» What you should do:
Copy out every line in the entries below that includes "JSON".

Excerpts from an interface dataset
────────

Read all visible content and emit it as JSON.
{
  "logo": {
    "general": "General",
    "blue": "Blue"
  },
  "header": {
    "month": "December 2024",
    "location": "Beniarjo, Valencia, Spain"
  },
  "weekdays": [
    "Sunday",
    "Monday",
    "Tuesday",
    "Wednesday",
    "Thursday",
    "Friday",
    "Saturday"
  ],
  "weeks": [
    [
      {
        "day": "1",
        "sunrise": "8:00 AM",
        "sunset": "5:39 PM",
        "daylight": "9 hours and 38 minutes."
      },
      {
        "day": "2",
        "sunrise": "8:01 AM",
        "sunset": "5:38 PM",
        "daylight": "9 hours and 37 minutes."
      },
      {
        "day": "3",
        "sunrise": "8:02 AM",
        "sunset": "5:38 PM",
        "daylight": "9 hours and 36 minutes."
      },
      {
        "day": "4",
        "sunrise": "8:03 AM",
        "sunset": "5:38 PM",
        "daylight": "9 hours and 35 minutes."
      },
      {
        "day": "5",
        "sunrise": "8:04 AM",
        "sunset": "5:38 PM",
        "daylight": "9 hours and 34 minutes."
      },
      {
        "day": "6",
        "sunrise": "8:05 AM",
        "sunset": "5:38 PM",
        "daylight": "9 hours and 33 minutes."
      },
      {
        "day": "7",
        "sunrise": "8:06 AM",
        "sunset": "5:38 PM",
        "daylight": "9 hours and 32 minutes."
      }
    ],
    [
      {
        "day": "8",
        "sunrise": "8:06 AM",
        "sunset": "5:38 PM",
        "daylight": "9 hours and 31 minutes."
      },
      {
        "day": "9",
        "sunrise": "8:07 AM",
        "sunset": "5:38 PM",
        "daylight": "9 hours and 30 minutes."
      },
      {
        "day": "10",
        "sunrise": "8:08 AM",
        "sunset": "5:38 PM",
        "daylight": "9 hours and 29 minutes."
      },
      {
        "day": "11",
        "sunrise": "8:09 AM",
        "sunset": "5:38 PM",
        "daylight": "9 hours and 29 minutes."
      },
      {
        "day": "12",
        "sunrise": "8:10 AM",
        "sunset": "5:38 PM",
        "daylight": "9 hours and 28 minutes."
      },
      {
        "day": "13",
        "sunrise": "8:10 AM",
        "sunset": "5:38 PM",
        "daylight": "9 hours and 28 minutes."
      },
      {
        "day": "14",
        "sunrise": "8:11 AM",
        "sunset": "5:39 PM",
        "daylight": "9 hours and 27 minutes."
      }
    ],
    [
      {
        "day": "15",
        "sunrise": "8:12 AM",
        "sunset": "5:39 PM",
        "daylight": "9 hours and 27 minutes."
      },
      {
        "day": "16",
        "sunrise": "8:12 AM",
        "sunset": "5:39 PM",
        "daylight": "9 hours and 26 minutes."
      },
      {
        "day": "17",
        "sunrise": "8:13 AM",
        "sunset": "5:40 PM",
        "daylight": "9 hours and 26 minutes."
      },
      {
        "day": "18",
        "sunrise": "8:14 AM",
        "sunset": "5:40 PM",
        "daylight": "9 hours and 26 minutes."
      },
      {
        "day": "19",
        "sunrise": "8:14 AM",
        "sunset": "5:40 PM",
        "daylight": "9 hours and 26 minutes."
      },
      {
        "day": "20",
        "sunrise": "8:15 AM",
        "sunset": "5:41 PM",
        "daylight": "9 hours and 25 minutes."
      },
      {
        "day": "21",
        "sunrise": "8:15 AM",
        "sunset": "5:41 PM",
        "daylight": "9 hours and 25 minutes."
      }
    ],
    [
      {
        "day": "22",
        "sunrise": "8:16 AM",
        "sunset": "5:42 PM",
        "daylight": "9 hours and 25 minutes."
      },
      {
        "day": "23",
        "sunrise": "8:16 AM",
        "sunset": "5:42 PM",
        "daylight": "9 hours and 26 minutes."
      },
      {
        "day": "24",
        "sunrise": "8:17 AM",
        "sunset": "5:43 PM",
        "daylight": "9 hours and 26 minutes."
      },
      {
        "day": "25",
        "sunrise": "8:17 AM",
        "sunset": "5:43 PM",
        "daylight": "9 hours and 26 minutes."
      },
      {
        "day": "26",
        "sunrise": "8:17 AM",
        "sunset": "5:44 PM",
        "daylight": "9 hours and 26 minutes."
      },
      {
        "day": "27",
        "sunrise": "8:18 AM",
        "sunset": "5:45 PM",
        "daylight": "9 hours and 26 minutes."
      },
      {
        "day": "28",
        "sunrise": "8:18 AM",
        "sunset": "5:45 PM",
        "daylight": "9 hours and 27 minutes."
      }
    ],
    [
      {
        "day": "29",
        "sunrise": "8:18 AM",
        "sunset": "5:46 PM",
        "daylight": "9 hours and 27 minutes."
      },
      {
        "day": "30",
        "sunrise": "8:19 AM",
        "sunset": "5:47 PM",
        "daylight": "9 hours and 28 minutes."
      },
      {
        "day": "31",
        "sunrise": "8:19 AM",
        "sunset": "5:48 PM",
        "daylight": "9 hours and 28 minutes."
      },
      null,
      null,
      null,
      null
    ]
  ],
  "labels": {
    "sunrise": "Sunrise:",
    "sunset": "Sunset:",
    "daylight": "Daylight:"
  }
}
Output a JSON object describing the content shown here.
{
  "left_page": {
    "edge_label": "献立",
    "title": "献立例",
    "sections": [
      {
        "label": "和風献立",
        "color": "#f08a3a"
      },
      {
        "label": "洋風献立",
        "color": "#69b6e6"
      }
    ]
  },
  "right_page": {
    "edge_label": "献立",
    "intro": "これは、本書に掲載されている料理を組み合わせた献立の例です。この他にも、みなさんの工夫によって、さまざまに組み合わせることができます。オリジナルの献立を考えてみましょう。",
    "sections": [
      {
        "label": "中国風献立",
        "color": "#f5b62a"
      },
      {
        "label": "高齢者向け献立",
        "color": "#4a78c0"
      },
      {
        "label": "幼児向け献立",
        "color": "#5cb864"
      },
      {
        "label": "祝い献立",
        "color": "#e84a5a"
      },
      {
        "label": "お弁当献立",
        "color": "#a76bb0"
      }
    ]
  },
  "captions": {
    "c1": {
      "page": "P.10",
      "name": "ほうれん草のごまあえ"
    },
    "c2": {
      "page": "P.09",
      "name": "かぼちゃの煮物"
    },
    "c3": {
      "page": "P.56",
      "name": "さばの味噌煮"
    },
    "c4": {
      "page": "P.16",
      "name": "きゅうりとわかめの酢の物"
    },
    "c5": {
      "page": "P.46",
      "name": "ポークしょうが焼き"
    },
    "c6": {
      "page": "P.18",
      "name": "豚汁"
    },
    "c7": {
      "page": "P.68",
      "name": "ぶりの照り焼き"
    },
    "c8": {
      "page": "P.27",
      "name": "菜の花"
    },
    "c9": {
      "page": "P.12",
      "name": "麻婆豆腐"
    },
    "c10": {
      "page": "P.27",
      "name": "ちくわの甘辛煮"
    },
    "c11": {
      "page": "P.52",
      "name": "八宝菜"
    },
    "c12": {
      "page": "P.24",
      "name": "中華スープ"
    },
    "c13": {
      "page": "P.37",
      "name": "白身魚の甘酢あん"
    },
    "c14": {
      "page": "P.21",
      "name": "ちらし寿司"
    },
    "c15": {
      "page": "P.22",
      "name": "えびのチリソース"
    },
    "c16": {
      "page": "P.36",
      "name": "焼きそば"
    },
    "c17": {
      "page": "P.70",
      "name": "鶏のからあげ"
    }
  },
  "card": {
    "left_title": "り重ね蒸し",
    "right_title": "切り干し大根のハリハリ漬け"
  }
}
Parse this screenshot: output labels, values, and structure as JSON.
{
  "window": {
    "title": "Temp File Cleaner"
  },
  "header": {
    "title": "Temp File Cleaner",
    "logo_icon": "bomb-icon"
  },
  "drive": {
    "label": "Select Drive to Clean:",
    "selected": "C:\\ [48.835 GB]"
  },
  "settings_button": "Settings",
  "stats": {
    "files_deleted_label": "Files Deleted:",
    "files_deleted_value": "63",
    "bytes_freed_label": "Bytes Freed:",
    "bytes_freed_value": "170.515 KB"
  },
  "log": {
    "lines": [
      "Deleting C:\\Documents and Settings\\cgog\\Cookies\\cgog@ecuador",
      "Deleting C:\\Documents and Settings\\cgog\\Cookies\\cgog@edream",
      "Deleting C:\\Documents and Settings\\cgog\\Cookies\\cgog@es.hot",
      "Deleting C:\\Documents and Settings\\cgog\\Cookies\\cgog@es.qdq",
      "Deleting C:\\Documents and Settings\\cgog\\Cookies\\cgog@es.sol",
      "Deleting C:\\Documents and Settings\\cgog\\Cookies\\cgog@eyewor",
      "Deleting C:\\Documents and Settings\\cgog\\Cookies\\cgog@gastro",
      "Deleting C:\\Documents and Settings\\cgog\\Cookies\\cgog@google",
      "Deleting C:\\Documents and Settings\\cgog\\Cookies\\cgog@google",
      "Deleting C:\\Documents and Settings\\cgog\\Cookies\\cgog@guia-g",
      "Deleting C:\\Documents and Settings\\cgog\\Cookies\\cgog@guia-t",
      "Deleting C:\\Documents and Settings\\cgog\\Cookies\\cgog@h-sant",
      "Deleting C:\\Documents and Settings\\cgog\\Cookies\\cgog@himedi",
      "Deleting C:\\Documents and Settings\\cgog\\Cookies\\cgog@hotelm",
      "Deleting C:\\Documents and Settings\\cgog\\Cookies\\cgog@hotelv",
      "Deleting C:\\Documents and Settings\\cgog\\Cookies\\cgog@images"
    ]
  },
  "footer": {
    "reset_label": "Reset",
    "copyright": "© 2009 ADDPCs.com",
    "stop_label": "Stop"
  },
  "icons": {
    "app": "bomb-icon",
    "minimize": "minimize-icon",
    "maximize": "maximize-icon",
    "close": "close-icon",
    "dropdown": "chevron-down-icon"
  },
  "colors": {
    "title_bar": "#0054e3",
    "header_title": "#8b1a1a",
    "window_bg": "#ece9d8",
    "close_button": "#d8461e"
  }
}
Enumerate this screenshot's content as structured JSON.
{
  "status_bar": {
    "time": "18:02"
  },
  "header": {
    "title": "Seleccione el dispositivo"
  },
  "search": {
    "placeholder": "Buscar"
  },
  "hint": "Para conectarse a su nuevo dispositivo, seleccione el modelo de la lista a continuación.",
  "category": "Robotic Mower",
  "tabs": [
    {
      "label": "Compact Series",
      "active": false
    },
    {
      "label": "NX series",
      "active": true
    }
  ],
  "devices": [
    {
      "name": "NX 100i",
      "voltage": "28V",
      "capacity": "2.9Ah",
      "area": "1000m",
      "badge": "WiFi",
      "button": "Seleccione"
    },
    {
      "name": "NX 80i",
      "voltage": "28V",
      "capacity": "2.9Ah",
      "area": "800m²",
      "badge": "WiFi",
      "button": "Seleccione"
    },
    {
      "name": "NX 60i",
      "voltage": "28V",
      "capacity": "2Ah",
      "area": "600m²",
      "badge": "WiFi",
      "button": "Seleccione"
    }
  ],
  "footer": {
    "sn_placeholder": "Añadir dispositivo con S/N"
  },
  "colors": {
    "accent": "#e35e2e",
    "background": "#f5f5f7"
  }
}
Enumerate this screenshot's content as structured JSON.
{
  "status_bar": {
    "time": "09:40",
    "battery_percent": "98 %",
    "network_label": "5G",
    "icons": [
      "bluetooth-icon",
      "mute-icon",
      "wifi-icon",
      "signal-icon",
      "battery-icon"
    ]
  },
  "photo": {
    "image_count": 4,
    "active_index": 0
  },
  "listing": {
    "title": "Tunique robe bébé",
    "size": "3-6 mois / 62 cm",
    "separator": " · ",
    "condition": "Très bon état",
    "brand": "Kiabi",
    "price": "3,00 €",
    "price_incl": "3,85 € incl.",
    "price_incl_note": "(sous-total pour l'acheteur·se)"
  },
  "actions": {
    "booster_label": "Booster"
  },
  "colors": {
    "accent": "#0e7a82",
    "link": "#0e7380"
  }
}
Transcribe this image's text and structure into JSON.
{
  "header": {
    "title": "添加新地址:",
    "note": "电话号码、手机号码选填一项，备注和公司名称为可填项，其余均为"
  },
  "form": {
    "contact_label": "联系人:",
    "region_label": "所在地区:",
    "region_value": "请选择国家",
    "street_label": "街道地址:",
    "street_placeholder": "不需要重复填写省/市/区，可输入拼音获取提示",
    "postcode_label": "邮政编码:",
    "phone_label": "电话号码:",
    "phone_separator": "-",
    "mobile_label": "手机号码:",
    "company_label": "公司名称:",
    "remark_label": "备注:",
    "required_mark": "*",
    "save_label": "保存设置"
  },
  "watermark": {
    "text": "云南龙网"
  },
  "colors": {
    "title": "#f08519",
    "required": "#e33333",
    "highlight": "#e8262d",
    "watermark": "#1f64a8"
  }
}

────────

» Solution below:
Read all visible content and emit it as JSON.
Output a JSON object describing the content shown here.
Parse this screenshot: output labels, values, and structure as JSON.
Enumerate this screenshot's content as structured JSON.
Enumerate this screenshot's content as structured JSON.
Transcribe this image's text and structure into JSON.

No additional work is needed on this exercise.